The third foundation on which the White Paper is hinged on is its objective of promoting an open, inclusive, and prosperous Indo-Pacific. Incidentally, the term Indo-Pacific these days is understood as part of the newly improved US strategy involving the Quad, a loose security dialogue between and amongst the United States, Australia, Japan, and India. Hence, Australia’s promotion of the Indo-Pacific is aligned with or subsumed under the aegis of the United States’ Asia strategy. This is not an Australian strategy, therefore. It is an American strategy that Australia is riding with and as such, logic dictates that the success of the US’ Asia strategy also spells the success of Australia’s promotion of an open, inclusive, and prosperous Indo-Pacific. To add to this complexity, the White Paper is explicit in arguing that the stability in the Indo-Pacific depends as much on US-China relations. There is truth to this, that is undeniable, but it does make for a rather disempowering strategy because it relies heavily on variables that Australia has no control over.
In sum, the comprehensive framework set out in the 2017 Australian Foreign Policy White Paper is contingent on the continuing functioning of three things: (1) a neoliberal system that props up (2) a rules-based international order and with the (3) United States at the center. Australia’s optimism is warranted, given that these are the constant variables for the past couple of decades. At the same time, however, this same optimism is suspect because the conservatism that is deep-rooted in the 2017 White Paper hopes that things will not change despite evidence to the contrary. This pro-status quo strategy will make it challenging for Australia to deal with countries that have expressed an unwillingness to subscribe to a US-led neoliberal and rules-based international order.
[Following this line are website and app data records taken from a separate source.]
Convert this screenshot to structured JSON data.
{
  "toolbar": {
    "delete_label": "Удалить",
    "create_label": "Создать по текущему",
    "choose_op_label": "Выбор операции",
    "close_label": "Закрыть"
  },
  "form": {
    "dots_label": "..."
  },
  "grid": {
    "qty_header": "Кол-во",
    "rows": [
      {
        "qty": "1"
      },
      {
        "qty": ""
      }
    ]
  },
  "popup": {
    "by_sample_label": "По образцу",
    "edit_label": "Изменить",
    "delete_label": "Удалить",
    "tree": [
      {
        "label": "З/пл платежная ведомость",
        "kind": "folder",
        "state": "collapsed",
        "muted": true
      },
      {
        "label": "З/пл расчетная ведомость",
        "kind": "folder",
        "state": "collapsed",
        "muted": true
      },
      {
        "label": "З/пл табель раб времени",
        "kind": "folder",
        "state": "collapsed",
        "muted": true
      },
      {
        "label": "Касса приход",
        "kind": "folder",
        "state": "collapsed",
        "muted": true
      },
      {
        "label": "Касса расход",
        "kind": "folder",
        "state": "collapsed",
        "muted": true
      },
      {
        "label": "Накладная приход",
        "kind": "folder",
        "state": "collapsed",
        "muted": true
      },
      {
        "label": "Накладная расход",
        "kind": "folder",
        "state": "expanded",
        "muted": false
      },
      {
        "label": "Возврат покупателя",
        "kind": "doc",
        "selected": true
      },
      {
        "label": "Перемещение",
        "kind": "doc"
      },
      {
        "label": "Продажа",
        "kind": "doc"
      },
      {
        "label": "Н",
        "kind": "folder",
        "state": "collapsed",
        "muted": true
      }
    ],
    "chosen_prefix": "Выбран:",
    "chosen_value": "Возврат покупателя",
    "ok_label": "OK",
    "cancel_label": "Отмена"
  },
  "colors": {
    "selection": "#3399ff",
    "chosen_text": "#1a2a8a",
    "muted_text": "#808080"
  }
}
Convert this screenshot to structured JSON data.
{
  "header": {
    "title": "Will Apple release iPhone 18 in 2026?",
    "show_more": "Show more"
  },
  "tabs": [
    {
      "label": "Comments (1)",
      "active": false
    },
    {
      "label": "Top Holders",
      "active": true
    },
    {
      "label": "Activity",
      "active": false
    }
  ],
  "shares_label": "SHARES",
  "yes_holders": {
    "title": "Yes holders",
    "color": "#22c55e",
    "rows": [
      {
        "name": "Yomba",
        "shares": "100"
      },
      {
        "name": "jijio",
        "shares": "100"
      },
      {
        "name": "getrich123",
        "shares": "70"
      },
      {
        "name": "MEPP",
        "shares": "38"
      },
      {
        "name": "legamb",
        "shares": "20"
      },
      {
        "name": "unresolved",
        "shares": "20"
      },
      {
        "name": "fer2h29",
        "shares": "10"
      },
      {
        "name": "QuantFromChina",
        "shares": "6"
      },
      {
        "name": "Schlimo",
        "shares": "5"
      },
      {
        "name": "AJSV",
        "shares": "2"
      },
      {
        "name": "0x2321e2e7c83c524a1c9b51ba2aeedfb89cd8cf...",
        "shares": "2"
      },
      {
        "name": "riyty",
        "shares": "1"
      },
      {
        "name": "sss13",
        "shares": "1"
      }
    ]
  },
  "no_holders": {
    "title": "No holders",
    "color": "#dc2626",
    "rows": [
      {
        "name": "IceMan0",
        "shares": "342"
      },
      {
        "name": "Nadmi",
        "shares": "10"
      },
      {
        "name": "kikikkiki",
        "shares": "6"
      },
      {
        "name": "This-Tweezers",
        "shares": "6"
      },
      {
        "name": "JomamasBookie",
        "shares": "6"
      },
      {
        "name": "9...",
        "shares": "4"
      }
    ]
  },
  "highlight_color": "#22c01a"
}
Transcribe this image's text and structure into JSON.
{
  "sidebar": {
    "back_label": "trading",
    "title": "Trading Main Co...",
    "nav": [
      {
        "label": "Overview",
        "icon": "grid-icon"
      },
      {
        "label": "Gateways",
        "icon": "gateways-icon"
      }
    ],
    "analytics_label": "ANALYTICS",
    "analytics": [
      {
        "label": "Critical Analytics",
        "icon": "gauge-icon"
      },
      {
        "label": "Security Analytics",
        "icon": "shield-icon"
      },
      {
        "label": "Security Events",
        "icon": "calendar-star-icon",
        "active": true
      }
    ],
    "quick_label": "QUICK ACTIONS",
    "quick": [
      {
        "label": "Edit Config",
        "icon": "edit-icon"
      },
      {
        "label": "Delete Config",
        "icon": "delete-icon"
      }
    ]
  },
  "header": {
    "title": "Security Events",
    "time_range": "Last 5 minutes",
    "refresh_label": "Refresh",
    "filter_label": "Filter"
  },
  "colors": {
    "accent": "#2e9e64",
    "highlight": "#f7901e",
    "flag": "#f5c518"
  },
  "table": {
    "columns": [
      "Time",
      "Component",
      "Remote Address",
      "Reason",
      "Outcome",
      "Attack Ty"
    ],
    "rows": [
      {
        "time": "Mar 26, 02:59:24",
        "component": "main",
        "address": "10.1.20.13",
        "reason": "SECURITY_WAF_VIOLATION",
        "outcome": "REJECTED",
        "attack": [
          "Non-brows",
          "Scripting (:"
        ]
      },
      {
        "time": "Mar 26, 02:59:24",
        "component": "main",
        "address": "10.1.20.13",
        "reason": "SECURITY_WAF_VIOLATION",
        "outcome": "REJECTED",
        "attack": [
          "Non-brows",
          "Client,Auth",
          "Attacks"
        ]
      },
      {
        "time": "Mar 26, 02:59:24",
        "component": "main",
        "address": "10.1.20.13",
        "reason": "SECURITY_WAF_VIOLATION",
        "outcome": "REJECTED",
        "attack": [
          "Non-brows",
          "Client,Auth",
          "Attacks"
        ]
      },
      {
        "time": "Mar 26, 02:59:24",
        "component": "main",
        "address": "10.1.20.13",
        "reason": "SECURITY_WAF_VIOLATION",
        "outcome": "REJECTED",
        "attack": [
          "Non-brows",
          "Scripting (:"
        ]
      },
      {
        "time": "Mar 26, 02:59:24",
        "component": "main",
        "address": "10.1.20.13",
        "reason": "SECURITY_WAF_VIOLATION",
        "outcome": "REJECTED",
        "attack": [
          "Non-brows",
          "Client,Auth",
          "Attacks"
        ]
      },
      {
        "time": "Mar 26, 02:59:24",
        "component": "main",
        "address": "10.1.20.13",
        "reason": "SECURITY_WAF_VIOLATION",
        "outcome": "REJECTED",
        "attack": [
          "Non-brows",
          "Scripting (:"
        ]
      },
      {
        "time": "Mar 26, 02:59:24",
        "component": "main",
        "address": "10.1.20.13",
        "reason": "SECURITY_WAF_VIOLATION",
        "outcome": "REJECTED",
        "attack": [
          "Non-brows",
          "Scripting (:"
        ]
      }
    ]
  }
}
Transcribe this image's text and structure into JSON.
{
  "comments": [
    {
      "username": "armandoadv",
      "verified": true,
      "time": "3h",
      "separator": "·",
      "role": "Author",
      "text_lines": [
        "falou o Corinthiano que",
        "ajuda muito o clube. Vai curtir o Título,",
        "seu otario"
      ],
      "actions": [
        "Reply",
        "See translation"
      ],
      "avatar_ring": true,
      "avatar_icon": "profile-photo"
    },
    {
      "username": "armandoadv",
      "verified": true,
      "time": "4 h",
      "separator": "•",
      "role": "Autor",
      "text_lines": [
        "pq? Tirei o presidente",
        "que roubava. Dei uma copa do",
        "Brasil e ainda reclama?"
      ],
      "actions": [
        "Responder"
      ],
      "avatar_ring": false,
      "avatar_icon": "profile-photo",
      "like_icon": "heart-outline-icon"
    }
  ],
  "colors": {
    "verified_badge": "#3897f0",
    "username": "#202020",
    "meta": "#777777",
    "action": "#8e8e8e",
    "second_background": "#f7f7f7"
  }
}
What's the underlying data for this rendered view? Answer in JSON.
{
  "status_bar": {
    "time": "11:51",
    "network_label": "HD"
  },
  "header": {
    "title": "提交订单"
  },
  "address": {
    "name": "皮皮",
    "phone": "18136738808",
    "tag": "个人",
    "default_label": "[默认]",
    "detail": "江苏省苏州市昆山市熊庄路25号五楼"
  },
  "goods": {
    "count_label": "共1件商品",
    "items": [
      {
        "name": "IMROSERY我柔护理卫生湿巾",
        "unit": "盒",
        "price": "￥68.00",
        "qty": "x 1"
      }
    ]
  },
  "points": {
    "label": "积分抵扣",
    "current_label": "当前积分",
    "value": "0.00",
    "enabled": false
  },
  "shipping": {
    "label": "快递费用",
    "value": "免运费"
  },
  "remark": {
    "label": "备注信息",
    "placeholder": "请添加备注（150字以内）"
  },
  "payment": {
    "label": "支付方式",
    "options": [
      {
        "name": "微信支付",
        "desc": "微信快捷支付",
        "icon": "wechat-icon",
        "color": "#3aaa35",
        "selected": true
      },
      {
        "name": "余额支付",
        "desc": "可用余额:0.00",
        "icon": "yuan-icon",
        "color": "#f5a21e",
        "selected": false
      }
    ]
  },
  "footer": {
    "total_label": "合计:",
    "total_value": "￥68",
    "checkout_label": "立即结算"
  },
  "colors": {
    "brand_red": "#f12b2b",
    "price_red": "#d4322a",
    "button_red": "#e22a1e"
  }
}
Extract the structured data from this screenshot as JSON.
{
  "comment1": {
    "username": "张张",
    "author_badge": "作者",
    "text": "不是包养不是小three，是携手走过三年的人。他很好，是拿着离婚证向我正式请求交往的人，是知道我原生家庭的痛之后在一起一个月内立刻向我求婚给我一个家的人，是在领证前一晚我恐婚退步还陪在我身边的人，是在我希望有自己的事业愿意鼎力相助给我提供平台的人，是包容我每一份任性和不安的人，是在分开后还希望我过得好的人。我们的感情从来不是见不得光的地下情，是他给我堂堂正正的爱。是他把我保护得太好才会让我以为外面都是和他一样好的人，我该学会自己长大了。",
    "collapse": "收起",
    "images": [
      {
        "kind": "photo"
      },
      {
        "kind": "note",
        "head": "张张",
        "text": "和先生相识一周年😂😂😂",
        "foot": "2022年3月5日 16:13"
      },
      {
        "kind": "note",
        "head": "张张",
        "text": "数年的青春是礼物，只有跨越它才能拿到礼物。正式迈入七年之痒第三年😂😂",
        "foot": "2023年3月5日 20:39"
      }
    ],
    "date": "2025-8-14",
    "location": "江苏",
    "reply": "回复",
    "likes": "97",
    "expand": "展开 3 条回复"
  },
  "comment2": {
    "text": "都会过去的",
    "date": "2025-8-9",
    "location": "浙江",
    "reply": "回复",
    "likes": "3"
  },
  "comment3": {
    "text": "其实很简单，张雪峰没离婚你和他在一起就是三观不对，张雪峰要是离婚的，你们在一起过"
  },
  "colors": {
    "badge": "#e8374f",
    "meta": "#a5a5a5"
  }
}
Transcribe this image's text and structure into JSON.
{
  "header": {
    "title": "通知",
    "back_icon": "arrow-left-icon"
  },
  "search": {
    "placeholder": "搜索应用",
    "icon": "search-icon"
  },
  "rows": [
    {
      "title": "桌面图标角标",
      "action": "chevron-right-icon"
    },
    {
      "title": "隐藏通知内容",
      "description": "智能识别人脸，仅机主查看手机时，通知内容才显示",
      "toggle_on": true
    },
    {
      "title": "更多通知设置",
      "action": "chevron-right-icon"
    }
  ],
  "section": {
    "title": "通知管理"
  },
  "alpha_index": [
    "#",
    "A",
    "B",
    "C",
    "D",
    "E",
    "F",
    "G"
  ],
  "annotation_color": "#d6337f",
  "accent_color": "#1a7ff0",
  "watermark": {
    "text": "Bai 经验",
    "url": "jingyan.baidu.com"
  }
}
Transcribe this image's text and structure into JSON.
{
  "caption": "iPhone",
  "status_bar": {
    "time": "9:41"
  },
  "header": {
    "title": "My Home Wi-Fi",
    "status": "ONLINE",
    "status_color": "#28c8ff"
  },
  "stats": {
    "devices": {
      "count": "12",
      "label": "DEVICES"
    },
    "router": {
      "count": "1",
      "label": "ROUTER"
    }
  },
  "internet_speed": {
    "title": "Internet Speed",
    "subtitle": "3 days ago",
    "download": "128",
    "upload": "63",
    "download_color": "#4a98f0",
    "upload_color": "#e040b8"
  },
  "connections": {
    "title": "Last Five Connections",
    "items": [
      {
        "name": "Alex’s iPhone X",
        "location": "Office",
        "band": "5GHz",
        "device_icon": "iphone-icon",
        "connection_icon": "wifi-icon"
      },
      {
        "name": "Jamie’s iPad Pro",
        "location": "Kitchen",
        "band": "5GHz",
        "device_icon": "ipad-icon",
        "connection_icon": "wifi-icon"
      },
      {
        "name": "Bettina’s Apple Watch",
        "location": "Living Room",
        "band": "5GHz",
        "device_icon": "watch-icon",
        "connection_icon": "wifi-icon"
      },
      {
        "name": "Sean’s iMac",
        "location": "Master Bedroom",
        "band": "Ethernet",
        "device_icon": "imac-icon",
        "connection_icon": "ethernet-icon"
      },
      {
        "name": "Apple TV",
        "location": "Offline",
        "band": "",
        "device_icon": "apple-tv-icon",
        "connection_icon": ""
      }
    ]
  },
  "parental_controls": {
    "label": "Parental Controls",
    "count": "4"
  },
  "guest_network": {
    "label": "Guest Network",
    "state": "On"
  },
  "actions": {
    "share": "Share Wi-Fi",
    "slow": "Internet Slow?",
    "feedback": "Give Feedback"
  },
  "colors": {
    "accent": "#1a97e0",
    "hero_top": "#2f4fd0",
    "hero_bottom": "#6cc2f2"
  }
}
Likewise, it will be tough to convince regional groupings of Australia’s role, given that Australia remains unclear about its own role in these arrangements. This calls for something major. The solutions that we have depended on and that have worked in the past no longer serve their purpose today, so we need not a reboot of the system, but an upgrade. An introspective examination of Australia’s identities, interests, and roles can play a critical role in improving relations with others and with the rest of the world.
Dr. Charmaine G. Misalucha is currently an Assistant Professor in the International Studies Department of De La Salle University in Manila, Philippines. Her areas of specialization are US-Southeast Asia relations, ASEAN, and regionalism. She was a Visiting Research Fellow under a Japan Foundation grant in the Osaka School of International Public Policy at Osaka University in Japan, as well as a recipient of the inaugural US-ASEAN Fulbright Program. She did her fellowship in the School of International Service at American University in Washington, DC. She received her PhD from the S. Rajaratnam School of International Studies at the Nanyang Technological University in Singapore. She is also a research fellow at Asia Pacific Pathways to Progress Foundation Inc.
*Originally presented during the Second Philippine-Australia Dialogue: Security Dimensions of Comprehensive Partnershipheld on June 25-26, 2018 at Astoria Plaza, Pasig City.